### WHAT IS EXPECTED
Give back the full listing, character for character, with no pictures.

### RECORDED DATA
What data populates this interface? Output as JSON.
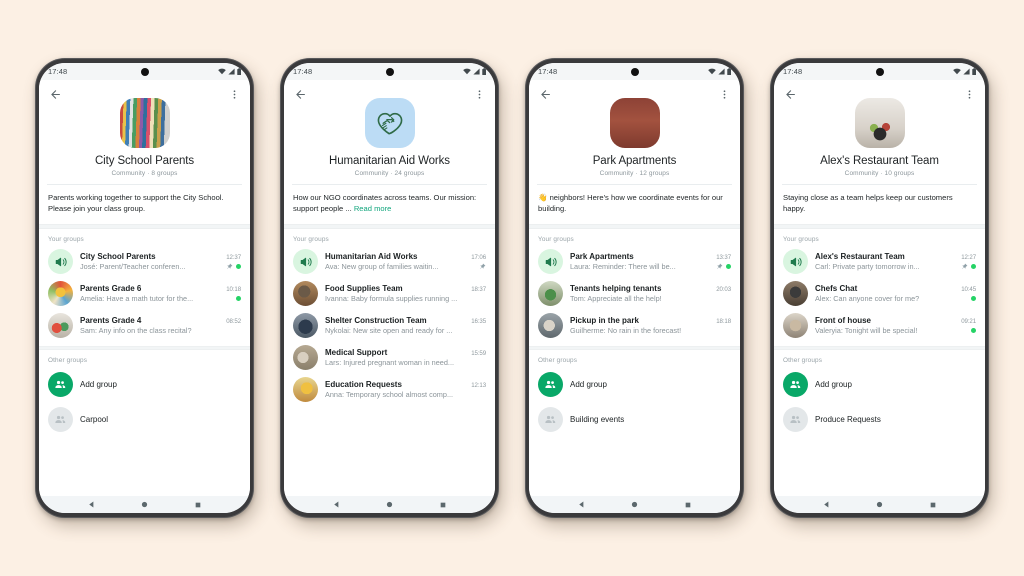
{
  "background_color": "#FCF0E4",
  "accent_green": "#12a67d",
  "unread_dot_color": "#25d366",
  "add_group_color": "#09a868",
  "status_bar": {
    "time": "17:48",
    "icons": [
      "wifi-icon",
      "signal-icon",
      "battery-icon"
    ]
  },
  "nav_bar": {
    "back": "back-triangle-icon",
    "home": "home-circle-icon",
    "recents": "recents-square-icon"
  },
  "header_icons": {
    "back": "back-arrow-icon",
    "menu": "overflow-menu-icon"
  },
  "labels": {
    "your_groups": "Your groups",
    "other_groups": "Other groups",
    "read_more": "Read more"
  },
  "phones": [
    {
      "avatar_style": "ph-books",
      "avatar_kind": "photo",
      "name": "City School Parents",
      "subtitle": "Community · 8 groups",
      "description": "Parents working together to support the City School. Please join your class group.",
      "description_emoji": "",
      "has_read_more": false,
      "your_groups": [
        {
          "avatar_style": "announce",
          "title": "City School Parents",
          "time": "12:37",
          "message": "José: Parent/Teacher conferen...",
          "pinned": true,
          "unread": true
        },
        {
          "avatar_style": "ph-a1",
          "title": "Parents Grade 6",
          "time": "10:18",
          "message": "Amelia: Have a math tutor for the...",
          "pinned": false,
          "unread": true
        },
        {
          "avatar_style": "ph-a2",
          "title": "Parents Grade 4",
          "time": "08:52",
          "message": "Sam: Any info on the class recital?",
          "pinned": false,
          "unread": false
        }
      ],
      "other_groups": [
        {
          "type": "add",
          "label": "Add group"
        },
        {
          "type": "plain",
          "label": "Carpool"
        }
      ]
    },
    {
      "avatar_style": "logo-heart",
      "avatar_kind": "logo",
      "name": "Humanitarian Aid Works",
      "subtitle": "Community · 24 groups",
      "description": "How our NGO coordinates across teams. Our mission: support people ...",
      "description_emoji": "",
      "has_read_more": true,
      "your_groups": [
        {
          "avatar_style": "announce",
          "title": "Humanitarian Aid Works",
          "time": "17:06",
          "message": "Ava: New group of families waitin...",
          "pinned": true,
          "unread": false
        },
        {
          "avatar_style": "ph-a3",
          "title": "Food Supplies Team",
          "time": "18:37",
          "message": "Ivanna: Baby formula supplies running ...",
          "pinned": false,
          "unread": false
        },
        {
          "avatar_style": "ph-a4",
          "title": "Shelter Construction Team",
          "time": "16:35",
          "message": "Nykolai: New site open and ready for ...",
          "pinned": false,
          "unread": false
        },
        {
          "avatar_style": "ph-a5",
          "title": "Medical Support",
          "time": "15:59",
          "message": "Lars: Injured pregnant woman in need...",
          "pinned": false,
          "unread": false
        },
        {
          "avatar_style": "ph-a6",
          "title": "Education Requests",
          "time": "12:13",
          "message": "Anna: Temporary school almost comp...",
          "pinned": false,
          "unread": false
        }
      ],
      "other_groups": []
    },
    {
      "avatar_style": "ph-bldg",
      "avatar_kind": "photo",
      "name": "Park Apartments",
      "subtitle": "Community · 12 groups",
      "description": "neighbors! Here's how we coordinate events for our building.",
      "description_emoji": "👋",
      "has_read_more": false,
      "your_groups": [
        {
          "avatar_style": "announce",
          "title": "Park Apartments",
          "time": "13:37",
          "message": "Laura: Reminder: There will be...",
          "pinned": true,
          "unread": true
        },
        {
          "avatar_style": "ph-a7",
          "title": "Tenants helping tenants",
          "time": "20:03",
          "message": "Tom: Appreciate all the help!",
          "pinned": false,
          "unread": false
        },
        {
          "avatar_style": "ph-a8",
          "title": "Pickup in the park",
          "time": "18:18",
          "message": "Guilherme: No rain in the forecast!",
          "pinned": false,
          "unread": false
        }
      ],
      "other_groups": [
        {
          "type": "add",
          "label": "Add group"
        },
        {
          "type": "plain",
          "label": "Building events"
        }
      ]
    },
    {
      "avatar_style": "ph-food",
      "avatar_kind": "photo",
      "name": "Alex's Restaurant Team",
      "subtitle": "Community · 10 groups",
      "description": "Staying close as a team helps keep our customers happy.",
      "description_emoji": "",
      "has_read_more": false,
      "your_groups": [
        {
          "avatar_style": "announce",
          "title": "Alex's Restaurant Team",
          "time": "12:27",
          "message": "Carl: Private party tomorrow in...",
          "pinned": true,
          "unread": true
        },
        {
          "avatar_style": "ph-a9",
          "title": "Chefs Chat",
          "time": "10:45",
          "message": "Alex: Can anyone cover for me?",
          "pinned": false,
          "unread": true
        },
        {
          "avatar_style": "ph-a10",
          "title": "Front of house",
          "time": "09:21",
          "message": "Valeryia: Tonight will be special!",
          "pinned": false,
          "unread": true
        }
      ],
      "other_groups": [
        {
          "type": "add",
          "label": "Add group"
        },
        {
          "type": "plain",
          "label": "Produce Requests"
        }
      ]
    }
  ]
}
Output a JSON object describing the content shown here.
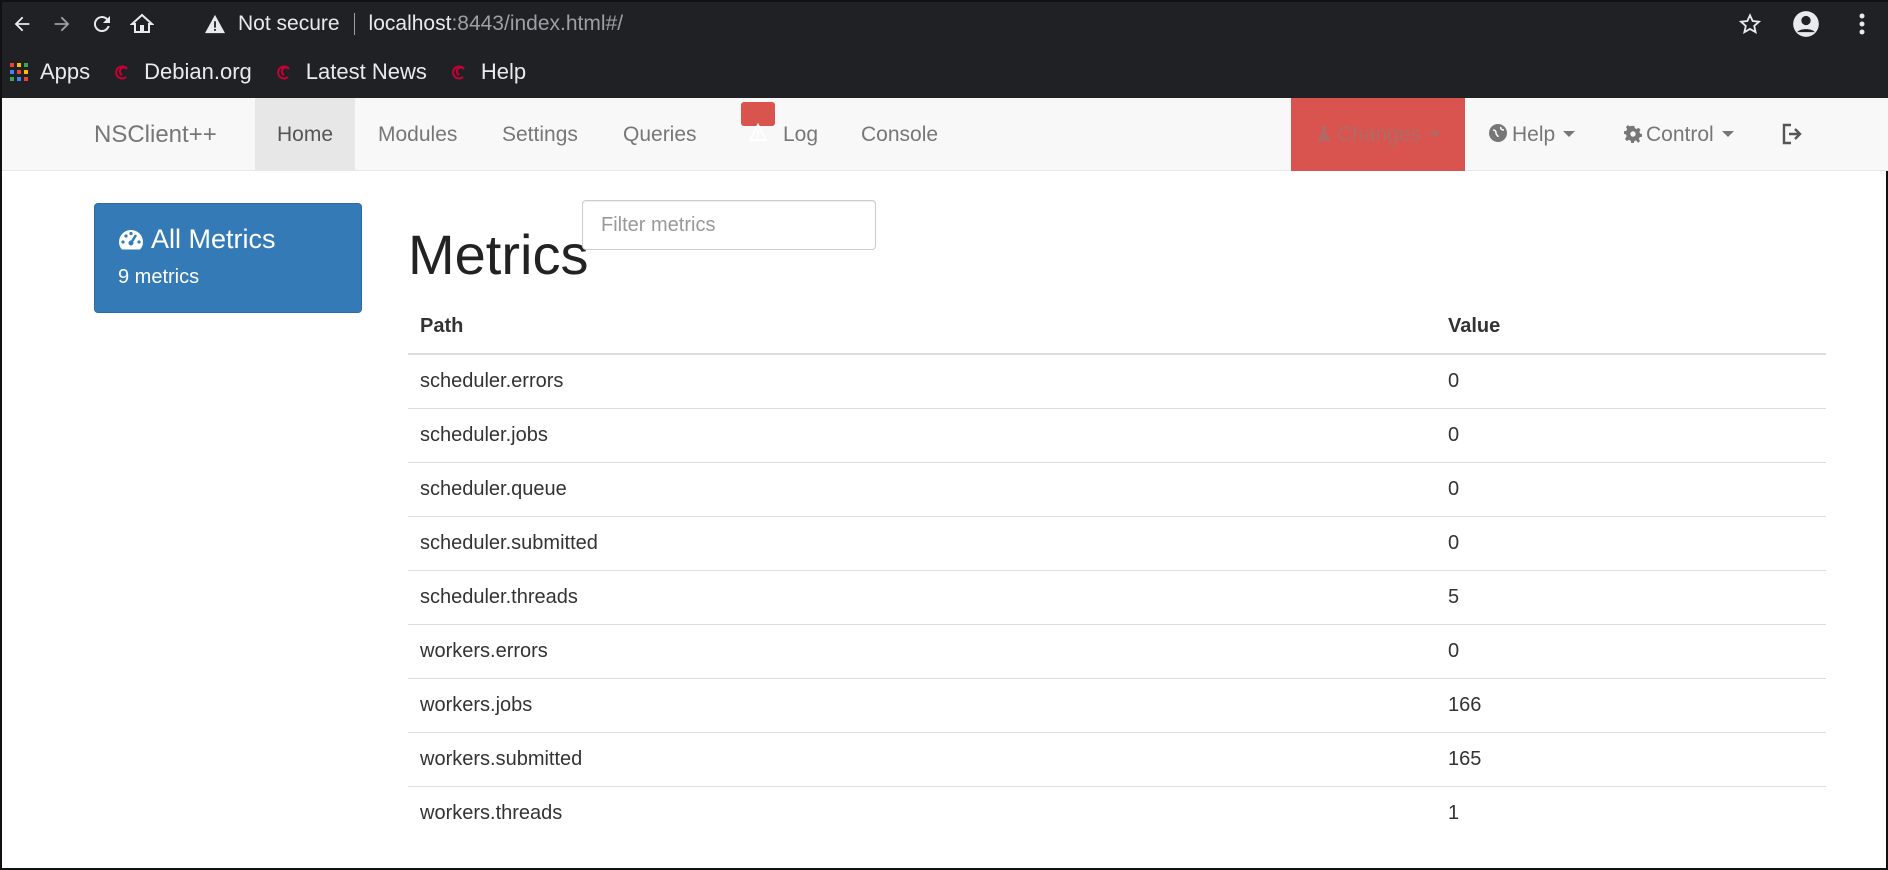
{
  "browser": {
    "security_label": "Not secure",
    "url_host": "localhost",
    "url_rest": ":8443/index.html#/",
    "bookmarks": [
      {
        "label": "Apps",
        "icon": "apps-grid-icon"
      },
      {
        "label": "Debian.org",
        "icon": "debian-swirl-icon"
      },
      {
        "label": "Latest News",
        "icon": "debian-swirl-icon"
      },
      {
        "label": "Help",
        "icon": "debian-swirl-icon"
      }
    ]
  },
  "navbar": {
    "brand": "NSClient++",
    "items": {
      "home": "Home",
      "modules": "Modules",
      "settings": "Settings",
      "queries": "Queries",
      "log": "Log",
      "console": "Console"
    },
    "changes": "Changes",
    "help": "Help",
    "control": "Control"
  },
  "sidebar": {
    "title": "All Metrics",
    "subtitle": "9 metrics"
  },
  "main": {
    "title": "Metrics",
    "filter_placeholder": "Filter metrics",
    "columns": [
      "Path",
      "Value"
    ],
    "rows": [
      {
        "path": "scheduler.errors",
        "value": "0"
      },
      {
        "path": "scheduler.jobs",
        "value": "0"
      },
      {
        "path": "scheduler.queue",
        "value": "0"
      },
      {
        "path": "scheduler.submitted",
        "value": "0"
      },
      {
        "path": "scheduler.threads",
        "value": "5"
      },
      {
        "path": "workers.errors",
        "value": "0"
      },
      {
        "path": "workers.jobs",
        "value": "166"
      },
      {
        "path": "workers.submitted",
        "value": "165"
      },
      {
        "path": "workers.threads",
        "value": "1"
      }
    ]
  },
  "colors": {
    "primary": "#337ab7",
    "danger": "#d9534f",
    "chrome_bg": "#202124"
  }
}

### WRITTEN SOLUTION
What data populates this interface? Output as JSON.
{
  "background_color": "#FCF0E4",
  "accent_green": "#12a67d",
  "unread_dot_color": "#25d366",
  "add_group_color": "#09a868",
  "status_bar": {
    "time": "17:48",
    "icons": [
      "wifi-icon",
      "signal-icon",
      "battery-icon"
    ]
  },
  "nav_bar": {
    "back": "back-triangle-icon",
    "home": "home-circle-icon",
    "recents": "recents-square-icon"
  },
  "header_icons": {
    "back": "back-arrow-icon",
    "menu": "overflow-menu-icon"
  },
  "labels": {
    "your_groups": "Your groups",
    "other_groups": "Other groups",
    "read_more": "Read more"
  },
  "phones": [
    {
      "avatar_style": "ph-books",
      "avatar_kind": "photo",
      "name": "City School Parents",
      "subtitle": "Community · 8 groups",
      "description": "Parents working together to support the City School. Please join your class group.",
      "description_emoji": "",
      "has_read_more": false,
      "your_groups": [
        {
          "avatar_style": "announce",
          "title": "City School Parents",
          "time": "12:37",
          "message": "José: Parent/Teacher conferen...",
          "pinned": true,
          "unread": true
        },
        {
          "avatar_style": "ph-a1",
          "title": "Parents Grade 6",
          "time": "10:18",
          "message": "Amelia: Have a math tutor for the...",
          "pinned": false,
          "unread": true
        },
        {
          "avatar_style": "ph-a2",
          "title": "Parents Grade 4",
          "time": "08:52",
          "message": "Sam: Any info on the class recital?",
          "pinned": false,
          "unread": false
        }
      ],
      "other_groups": [
        {
          "type": "add",
          "label": "Add group"
        },
        {
          "type": "plain",
          "label": "Carpool"
        }
      ]
    },
    {
      "avatar_style": "logo-heart",
      "avatar_kind": "logo",
      "name": "Humanitarian Aid Works",
      "subtitle": "Community · 24 groups",
      "description": "How our NGO coordinates across teams. Our mission: support people ...",
      "description_emoji": "",
      "has_read_more": true,
      "your_groups": [
        {
          "avatar_style": "announce",
          "title": "Humanitarian Aid Works",
          "time": "17:06",
          "message": "Ava: New group of families waitin...",
          "pinned": true,
          "unread": false
        },
        {
          "avatar_style": "ph-a3",
          "title": "Food Supplies Team",
          "time": "18:37",
          "message": "Ivanna: Baby formula supplies running ...",
          "pinned": false,
          "unread": false
        },
        {
          "avatar_style": "ph-a4",
          "title": "Shelter Construction Team",
          "time": "16:35",
          "message": "Nykolai: New site open and ready for ...",
          "pinned": false,
          "unread": false
        },
        {
          "avatar_style": "ph-a5",
          "title": "Medical Support",
          "time": "15:59",
          "message": "Lars: Injured pregnant woman in need...",
          "pinned": false,
          "unread": false
        },
        {
          "avatar_style": "ph-a6",
          "title": "Education Requests",
          "time": "12:13",
          "message": "Anna: Temporary school almost comp...",
          "pinned": false,
          "unread": false
        }
      ],
      "other_groups": []
    },
    {
      "avatar_style": "ph-bldg",
      "avatar_kind": "photo",
      "name": "Park Apartments",
      "subtitle": "Community · 12 groups",
      "description": "neighbors! Here's how we coordinate events for our building.",
      "description_emoji": "👋",
      "has_read_more": false,
      "your_groups": [
        {
          "avatar_style": "announce",
          "title": "Park Apartments",
          "time": "13:37",
          "message": "Laura: Reminder: There will be...",
          "pinned": true,
          "unread": true
        },
        {
          "avatar_style": "ph-a7",
          "title": "Tenants helping tenants",
          "time": "20:03",
          "message": "Tom: Appreciate all the help!",
          "pinned": false,
          "unread": false
        },
        {
          "avatar_style": "ph-a8",
          "title": "Pickup in the park",
          "time": "18:18",
          "message": "Guilherme: No rain in the forecast!",
          "pinned": false,
          "unread": false
        }
      ],
      "other_groups": [
        {
          "type": "add",
          "label": "Add group"
        },
        {
          "type": "plain",
          "label": "Building events"
        }
      ]
    },
    {
      "avatar_style": "ph-food",
      "avatar_kind": "photo",
      "name": "Alex's Restaurant Team",
      "subtitle": "Community · 10 groups",
      "description": "Staying close as a team helps keep our customers happy.",
      "description_emoji": "",
      "has_read_more": false,
      "your_groups": [
        {
          "avatar_style": "announce",
          "title": "Alex's Restaurant Team",
          "time": "12:27",
          "message": "Carl: Private party tomorrow in...",
          "pinned": true,
          "unread": true
        },
        {
          "avatar_style": "ph-a9",
          "title": "Chefs Chat",
          "time": "10:45",
          "message": "Alex: Can anyone cover for me?",
          "pinned": false,
          "unread": true
        },
        {
          "avatar_style": "ph-a10",
          "title": "Front of house",
          "time": "09:21",
          "message": "Valeryia: Tonight will be special!",
          "pinned": false,
          "unread": true
        }
      ],
      "other_groups": [
        {
          "type": "add",
          "label": "Add group"
        },
        {
          "type": "plain",
          "label": "Produce Requests"
        }
      ]
    }
  ]
}
Output a JSON object describing the content shown here.
{
  "browser": {
    "security_label": "Not secure",
    "url_host": "localhost",
    "url_rest": ":8443/index.html#/",
    "bookmarks": [
      {
        "label": "Apps",
        "icon": "apps-grid-icon"
      },
      {
        "label": "Debian.org",
        "icon": "debian-swirl-icon"
      },
      {
        "label": "Latest News",
        "icon": "debian-swirl-icon"
      },
      {
        "label": "Help",
        "icon": "debian-swirl-icon"
      }
    ]
  },
  "navbar": {
    "brand": "NSClient++",
    "items": {
      "home": "Home",
      "modules": "Modules",
      "settings": "Settings",
      "queries": "Queries",
      "log": "Log",
      "console": "Console"
    },
    "changes": "Changes",
    "help": "Help",
    "control": "Control"
  },
  "sidebar": {
    "title": "All Metrics",
    "subtitle": "9 metrics"
  },
  "main": {
    "title": "Metrics",
    "filter_placeholder": "Filter metrics",
    "columns": [
      "Path",
      "Value"
    ],
    "rows": [
      {
        "path": "scheduler.errors",
        "value": "0"
      },
      {
        "path": "scheduler.jobs",
        "value": "0"
      },
      {
        "path": "scheduler.queue",
        "value": "0"
      },
      {
        "path": "scheduler.submitted",
        "value": "0"
      },
      {
        "path": "scheduler.threads",
        "value": "5"
      },
      {
        "path": "workers.errors",
        "value": "0"
      },
      {
        "path": "workers.jobs",
        "value": "166"
      },
      {
        "path": "workers.submitted",
        "value": "165"
      },
      {
        "path": "workers.threads",
        "value": "1"
      }
    ]
  },
  "colors": {
    "primary": "#337ab7",
    "danger": "#d9534f",
    "chrome_bg": "#202124"
  }
}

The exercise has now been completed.